··· Supplied entries ···
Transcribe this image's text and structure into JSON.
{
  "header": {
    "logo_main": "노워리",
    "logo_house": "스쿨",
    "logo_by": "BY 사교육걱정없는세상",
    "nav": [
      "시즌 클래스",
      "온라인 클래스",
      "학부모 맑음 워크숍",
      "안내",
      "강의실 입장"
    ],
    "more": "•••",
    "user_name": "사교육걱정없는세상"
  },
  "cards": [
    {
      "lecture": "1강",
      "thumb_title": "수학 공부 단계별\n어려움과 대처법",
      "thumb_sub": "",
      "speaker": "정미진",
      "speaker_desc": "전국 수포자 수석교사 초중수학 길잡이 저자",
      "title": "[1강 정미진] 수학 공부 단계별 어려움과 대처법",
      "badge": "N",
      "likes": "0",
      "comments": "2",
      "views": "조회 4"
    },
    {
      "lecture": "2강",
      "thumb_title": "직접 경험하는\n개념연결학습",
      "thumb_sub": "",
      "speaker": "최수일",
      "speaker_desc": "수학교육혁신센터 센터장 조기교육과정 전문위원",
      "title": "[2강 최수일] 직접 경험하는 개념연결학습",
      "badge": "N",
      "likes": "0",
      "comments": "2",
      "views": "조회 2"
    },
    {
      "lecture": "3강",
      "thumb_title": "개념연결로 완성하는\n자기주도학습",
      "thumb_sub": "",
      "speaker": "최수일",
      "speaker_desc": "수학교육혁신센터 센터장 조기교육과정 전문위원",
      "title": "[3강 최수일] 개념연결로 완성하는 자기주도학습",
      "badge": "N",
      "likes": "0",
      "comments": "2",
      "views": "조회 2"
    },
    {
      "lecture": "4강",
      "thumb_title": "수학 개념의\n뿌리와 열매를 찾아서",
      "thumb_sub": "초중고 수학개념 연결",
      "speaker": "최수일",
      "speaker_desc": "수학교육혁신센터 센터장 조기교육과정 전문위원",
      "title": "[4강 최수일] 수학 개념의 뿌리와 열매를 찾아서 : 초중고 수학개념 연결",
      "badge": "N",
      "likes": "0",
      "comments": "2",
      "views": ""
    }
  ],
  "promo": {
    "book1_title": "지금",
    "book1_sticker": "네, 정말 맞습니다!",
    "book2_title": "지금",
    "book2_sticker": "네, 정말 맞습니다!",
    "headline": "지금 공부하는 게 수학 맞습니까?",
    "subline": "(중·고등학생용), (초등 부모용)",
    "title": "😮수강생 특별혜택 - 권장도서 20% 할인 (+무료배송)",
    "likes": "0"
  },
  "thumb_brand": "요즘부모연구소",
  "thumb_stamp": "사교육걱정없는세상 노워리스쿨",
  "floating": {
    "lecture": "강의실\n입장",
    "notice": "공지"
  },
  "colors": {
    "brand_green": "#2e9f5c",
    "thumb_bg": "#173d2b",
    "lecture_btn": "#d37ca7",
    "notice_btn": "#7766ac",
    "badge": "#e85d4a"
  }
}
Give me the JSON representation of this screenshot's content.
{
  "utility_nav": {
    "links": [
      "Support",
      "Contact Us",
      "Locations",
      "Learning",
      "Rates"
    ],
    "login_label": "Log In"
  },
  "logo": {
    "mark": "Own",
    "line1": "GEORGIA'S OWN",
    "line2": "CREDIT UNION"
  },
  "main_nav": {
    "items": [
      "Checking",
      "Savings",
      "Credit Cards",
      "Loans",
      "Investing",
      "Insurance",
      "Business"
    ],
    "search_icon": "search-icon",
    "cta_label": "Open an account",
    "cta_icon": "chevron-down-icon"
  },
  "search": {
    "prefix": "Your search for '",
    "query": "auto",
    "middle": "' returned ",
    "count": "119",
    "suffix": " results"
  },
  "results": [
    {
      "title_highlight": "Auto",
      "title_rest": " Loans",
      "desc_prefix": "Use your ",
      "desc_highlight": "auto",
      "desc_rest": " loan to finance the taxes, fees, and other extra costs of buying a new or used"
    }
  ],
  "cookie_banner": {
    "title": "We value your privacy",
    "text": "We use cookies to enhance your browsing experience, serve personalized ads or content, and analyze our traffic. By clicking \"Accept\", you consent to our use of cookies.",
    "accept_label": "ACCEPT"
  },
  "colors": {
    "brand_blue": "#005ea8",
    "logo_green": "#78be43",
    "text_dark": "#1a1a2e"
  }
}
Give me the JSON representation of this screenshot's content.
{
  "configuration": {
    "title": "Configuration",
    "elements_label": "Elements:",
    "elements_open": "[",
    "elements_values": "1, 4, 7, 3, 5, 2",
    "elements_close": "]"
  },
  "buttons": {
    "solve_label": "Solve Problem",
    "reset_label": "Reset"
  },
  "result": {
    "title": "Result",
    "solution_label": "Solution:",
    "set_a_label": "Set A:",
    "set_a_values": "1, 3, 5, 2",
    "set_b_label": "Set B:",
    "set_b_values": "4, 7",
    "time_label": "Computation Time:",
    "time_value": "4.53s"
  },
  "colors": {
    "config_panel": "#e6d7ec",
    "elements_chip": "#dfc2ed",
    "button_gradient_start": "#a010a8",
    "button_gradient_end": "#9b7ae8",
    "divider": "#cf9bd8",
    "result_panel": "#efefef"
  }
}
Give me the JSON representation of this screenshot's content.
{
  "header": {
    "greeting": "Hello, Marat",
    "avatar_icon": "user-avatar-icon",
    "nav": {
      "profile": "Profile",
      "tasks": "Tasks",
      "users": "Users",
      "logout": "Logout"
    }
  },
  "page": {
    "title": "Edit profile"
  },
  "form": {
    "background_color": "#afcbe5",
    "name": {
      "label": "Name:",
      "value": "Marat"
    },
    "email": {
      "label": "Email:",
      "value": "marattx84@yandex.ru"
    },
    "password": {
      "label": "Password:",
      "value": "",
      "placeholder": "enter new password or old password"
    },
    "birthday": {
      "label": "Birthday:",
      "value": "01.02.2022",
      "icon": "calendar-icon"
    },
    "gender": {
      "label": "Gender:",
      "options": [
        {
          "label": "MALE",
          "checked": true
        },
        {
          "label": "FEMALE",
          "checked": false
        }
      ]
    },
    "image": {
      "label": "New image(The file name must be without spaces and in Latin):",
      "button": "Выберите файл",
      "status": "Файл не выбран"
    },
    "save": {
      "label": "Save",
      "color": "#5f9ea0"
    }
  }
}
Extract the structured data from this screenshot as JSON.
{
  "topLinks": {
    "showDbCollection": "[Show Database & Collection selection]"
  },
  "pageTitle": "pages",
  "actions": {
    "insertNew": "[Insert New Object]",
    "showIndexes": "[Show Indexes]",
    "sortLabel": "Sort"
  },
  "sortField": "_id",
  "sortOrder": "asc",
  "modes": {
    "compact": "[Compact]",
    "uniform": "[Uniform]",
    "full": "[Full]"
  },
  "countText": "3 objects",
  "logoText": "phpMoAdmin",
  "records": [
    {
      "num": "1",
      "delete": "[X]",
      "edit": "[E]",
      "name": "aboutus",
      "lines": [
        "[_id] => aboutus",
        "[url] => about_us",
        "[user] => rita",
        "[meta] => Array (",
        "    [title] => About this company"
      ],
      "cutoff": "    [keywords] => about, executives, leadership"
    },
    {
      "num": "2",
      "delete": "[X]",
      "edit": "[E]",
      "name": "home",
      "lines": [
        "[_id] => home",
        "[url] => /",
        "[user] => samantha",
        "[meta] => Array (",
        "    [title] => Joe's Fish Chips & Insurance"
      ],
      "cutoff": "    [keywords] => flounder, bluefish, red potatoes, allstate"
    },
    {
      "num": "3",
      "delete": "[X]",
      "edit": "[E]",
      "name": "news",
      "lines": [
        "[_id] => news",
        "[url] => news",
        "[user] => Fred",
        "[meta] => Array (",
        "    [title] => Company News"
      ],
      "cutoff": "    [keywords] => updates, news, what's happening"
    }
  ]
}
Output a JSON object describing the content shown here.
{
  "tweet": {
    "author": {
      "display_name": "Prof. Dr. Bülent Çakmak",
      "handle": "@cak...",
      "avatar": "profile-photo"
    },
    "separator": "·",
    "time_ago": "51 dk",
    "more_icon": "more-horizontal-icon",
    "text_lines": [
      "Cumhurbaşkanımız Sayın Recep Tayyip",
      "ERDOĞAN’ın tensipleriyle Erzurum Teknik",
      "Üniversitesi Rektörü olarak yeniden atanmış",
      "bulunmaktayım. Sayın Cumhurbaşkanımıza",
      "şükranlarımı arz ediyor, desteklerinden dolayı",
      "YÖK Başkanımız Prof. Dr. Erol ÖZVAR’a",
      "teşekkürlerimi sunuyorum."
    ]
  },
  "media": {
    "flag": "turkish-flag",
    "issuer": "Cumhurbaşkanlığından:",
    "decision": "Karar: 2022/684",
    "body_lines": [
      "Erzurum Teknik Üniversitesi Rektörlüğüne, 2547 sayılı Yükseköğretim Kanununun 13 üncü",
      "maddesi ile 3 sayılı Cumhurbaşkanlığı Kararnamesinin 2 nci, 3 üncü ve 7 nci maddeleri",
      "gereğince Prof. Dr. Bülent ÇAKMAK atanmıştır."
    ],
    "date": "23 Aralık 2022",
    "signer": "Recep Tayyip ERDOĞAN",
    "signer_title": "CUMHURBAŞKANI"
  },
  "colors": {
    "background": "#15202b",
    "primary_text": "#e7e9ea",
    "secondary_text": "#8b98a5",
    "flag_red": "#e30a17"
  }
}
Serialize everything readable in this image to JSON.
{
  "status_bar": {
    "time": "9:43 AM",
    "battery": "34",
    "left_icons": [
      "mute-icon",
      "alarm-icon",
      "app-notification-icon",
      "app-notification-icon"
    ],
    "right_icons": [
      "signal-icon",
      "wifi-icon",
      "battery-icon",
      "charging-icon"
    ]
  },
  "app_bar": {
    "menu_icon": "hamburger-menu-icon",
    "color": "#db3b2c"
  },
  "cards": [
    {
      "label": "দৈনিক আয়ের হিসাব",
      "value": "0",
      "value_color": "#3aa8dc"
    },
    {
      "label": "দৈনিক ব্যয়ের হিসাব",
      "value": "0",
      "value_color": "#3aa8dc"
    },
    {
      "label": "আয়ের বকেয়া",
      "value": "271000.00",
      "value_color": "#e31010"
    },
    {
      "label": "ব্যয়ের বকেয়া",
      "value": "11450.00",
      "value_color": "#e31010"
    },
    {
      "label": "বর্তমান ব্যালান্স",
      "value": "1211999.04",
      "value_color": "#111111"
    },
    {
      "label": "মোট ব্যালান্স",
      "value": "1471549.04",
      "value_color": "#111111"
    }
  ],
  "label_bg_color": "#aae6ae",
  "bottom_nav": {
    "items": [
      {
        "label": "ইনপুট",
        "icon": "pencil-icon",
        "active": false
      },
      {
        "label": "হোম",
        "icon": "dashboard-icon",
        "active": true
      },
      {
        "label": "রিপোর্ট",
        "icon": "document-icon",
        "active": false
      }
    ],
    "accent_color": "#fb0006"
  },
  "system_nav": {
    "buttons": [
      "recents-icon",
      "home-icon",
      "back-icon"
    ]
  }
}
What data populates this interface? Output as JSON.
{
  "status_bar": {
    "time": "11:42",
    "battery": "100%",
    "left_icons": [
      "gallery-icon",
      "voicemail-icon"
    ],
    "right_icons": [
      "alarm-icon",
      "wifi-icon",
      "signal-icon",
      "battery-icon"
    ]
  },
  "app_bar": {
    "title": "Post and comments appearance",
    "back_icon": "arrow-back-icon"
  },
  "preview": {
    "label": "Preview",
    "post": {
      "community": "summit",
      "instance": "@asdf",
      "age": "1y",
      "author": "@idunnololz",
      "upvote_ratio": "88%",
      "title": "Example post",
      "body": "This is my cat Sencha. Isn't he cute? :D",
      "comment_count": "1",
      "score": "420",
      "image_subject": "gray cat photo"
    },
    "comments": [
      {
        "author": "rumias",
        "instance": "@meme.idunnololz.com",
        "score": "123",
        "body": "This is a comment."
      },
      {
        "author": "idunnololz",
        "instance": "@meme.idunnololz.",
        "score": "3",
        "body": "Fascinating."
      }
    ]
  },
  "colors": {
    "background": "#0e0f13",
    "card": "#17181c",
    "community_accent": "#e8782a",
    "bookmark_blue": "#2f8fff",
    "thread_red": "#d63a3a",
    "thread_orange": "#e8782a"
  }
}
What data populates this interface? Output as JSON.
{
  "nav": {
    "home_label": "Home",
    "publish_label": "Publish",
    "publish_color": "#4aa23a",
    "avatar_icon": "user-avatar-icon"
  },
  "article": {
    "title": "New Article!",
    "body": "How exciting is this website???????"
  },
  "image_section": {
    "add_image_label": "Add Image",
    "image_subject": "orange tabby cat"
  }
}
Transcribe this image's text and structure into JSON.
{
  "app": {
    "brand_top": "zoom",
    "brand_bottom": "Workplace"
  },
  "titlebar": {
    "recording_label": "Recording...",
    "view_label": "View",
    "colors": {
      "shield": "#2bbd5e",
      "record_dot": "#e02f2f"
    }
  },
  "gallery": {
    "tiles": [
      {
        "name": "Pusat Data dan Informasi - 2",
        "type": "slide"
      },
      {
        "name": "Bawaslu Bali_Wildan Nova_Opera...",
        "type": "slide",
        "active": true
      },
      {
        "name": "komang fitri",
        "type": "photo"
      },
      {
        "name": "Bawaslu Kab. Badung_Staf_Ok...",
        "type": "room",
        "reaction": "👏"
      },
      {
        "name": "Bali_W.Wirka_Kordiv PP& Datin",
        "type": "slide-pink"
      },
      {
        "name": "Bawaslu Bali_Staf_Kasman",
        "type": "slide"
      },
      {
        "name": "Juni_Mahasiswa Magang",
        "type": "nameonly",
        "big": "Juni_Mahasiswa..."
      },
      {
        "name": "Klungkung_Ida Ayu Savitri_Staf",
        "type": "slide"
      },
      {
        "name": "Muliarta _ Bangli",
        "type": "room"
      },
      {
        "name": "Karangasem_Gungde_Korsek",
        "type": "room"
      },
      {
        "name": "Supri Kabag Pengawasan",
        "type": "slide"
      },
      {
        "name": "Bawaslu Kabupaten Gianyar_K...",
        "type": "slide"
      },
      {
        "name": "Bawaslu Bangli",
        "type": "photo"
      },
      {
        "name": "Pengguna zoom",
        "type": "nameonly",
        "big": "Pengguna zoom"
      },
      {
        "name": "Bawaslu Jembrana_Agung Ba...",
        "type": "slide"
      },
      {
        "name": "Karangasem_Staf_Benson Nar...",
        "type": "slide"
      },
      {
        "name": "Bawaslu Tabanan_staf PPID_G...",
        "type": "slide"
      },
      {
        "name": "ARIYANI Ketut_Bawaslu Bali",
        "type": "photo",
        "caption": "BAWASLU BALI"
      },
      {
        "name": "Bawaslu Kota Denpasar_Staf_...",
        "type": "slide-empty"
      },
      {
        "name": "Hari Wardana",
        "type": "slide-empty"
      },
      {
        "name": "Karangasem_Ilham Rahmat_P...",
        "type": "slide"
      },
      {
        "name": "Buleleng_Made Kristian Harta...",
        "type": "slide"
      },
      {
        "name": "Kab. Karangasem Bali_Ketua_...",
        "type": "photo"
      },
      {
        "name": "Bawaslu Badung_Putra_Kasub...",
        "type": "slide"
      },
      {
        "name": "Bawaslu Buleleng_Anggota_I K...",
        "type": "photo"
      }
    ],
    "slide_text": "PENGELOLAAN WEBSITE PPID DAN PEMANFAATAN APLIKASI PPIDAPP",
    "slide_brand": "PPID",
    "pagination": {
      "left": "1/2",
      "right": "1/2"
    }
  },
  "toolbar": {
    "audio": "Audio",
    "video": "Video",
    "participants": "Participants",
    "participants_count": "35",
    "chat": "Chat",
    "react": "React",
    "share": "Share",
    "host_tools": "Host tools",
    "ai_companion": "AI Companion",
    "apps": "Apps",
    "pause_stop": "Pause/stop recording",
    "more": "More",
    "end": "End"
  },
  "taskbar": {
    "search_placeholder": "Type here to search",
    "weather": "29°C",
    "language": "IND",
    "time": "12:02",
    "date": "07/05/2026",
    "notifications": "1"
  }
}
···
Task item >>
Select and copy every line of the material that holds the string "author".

Answer below >>
    "author": {
      "author": "@idunnololz",
        "author": "rumias",
        "author": "idunnololz",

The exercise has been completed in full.